19 #WhyIStayed tweets everyone needs to see

While many cheered the NFL’s move to (finally) punish Rice’s vicious behavior, too many media outlets immediately fell into a tired pattern of victim blaming. 

Writer Beverly Gooden had heard enough. “I was watching the responses to the TMZ on my timeline, and I noticed a trend. People were asking ‘why did she marry him?’ and ‘why didn’t she leave him,’” Gooden told Mic. “When I saw those tweets, my first reaction was shame. The same shame that I felt back when I was in a violent marriage. It’s a sort of guilt that would make me crawl into a shell and remain silent. But today, for a reason I can’t explain, I’d had enough. I knew I had an answer to everyone’s question of why victims of violence stay. I can’t speak for Janay Rice, I can only speak for me.”

Gooden decided to change the conversation. Follow micdotcom

Look @ Digital Feminisms.

(via blackmagicalgirlmisandry)



Watermelon and Palestinian flag:

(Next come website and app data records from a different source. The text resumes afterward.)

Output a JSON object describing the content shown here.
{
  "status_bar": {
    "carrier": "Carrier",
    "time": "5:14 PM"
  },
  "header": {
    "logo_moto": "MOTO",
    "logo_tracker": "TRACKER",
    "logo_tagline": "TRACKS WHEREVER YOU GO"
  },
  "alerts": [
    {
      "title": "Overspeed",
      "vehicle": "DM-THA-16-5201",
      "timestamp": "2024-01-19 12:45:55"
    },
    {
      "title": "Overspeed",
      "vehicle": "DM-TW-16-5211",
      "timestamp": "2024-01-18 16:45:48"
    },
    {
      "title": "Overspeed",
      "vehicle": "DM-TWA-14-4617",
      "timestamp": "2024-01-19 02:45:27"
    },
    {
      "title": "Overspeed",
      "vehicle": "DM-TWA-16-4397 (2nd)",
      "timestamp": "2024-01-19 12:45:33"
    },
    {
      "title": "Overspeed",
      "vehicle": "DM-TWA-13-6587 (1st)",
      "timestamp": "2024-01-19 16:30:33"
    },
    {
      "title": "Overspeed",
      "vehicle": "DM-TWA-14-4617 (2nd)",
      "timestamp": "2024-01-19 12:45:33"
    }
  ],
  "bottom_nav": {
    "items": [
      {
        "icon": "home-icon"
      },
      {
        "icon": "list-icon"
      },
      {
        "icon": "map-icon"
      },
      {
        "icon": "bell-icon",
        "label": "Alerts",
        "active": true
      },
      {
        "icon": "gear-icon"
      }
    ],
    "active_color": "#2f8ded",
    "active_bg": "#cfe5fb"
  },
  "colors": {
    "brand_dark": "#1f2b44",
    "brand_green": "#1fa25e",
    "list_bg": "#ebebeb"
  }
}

"Because it was forbidden to raise the flag, Palestinians used to and still do, take watermelons and cut them in half and just raise them, showing the inside part. The watermelon contains the same colors as the Palestinian flag: red, white, green and black. This way, they have challenged the occupation and its unjust rules. The watermelon, this oval greenish fruit, became a strong symbol in the everyday life of Palestinians. Small and simple gestures can inflict huge outcomes. Small and simple gestures yet creative and smart. The occupier knew the strength of it, so they used to beat up people and merchants who carried or displayed watermelons cut in half."

Text written by Fahd El Hassan:

Yes, Israel did beat and arrest Palestinians for simply holding watermelons cut in half. It’s been known amongst Palestinians, and even documented but whenever I try and tell people they don’t believe me because Israel can’t be that tyrannical. Well it is true, and they are. You couldn’t even be an Artist painting a watermelon without the risk of being imprisoned. 
Look and see for your self

(via blackmagicalgirlmisandry)

It’s never, never, never the woman’s fault. No man has a right to raise a hand to a woman. No means no. […] The one regret I have is we call it domestic violence as if it’s a domesticated cat. It is the most vicious form of violence there is, because not only the physical scars are left, the psychological scars that are left. This whole culture for so long has put the onus on the woman. What were you wearing? What did you say? What did you do to provoke? That is never the appropriate question.